Physical Activity Guidelines
Preschool-Aged Children (3 to 5 years)
(Chapter 3, pg. 46)
(Chapter 4, pg. 55)
Children and Adolescents (6 to 17 years)
(Chapter 3, pg. 46)
(Chapter 5, pg. 66)
Pregnant and Postpartum Women
(Chapter 6, pg. 79)
People With Chronic Health Conditions & Disabilities [PDF-15.2MB]
(Chapter 2, pg. 43)
Benefits & Key Guidelines [PDF-15.2MB]
(Chapter 6, pg. 81)
Benefits for Brain Health [PDF-15.2MB]
(Chapter 2, pg. 39)
Immediate Benefits of Physical Activity [PDF-15.2MB]
(Chapter 2, pg. 31)
What’s New in the Guidelines?
- Guidance for preschool-aged children (ages 3 to 5 years).
- Evidence for even more health benefits of physical activity.
- Discussion of sedentary behavior.
- Tested strategies for physical activity promotion.
- Removal of bout length requirement–every little bit counts!
Additionally, the Move Your Way campaign resources are designed to help further explain the Guidelines. These include interactive tools, fact sheets, videos, and graphics that are available for communities, health professionals, and others to promote the health benefits of meeting the new recommendations along with tips for how to help people become more active.

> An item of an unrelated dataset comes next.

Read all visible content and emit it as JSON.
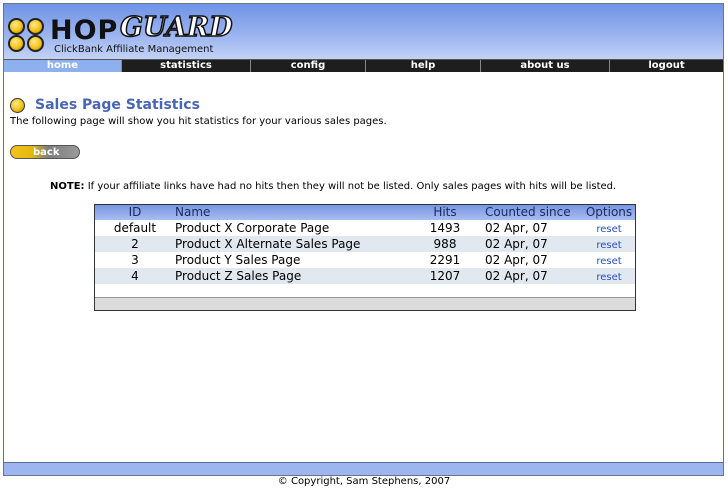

Original Source: https://www.cdc.gov/physicalactivity/basics/index.htm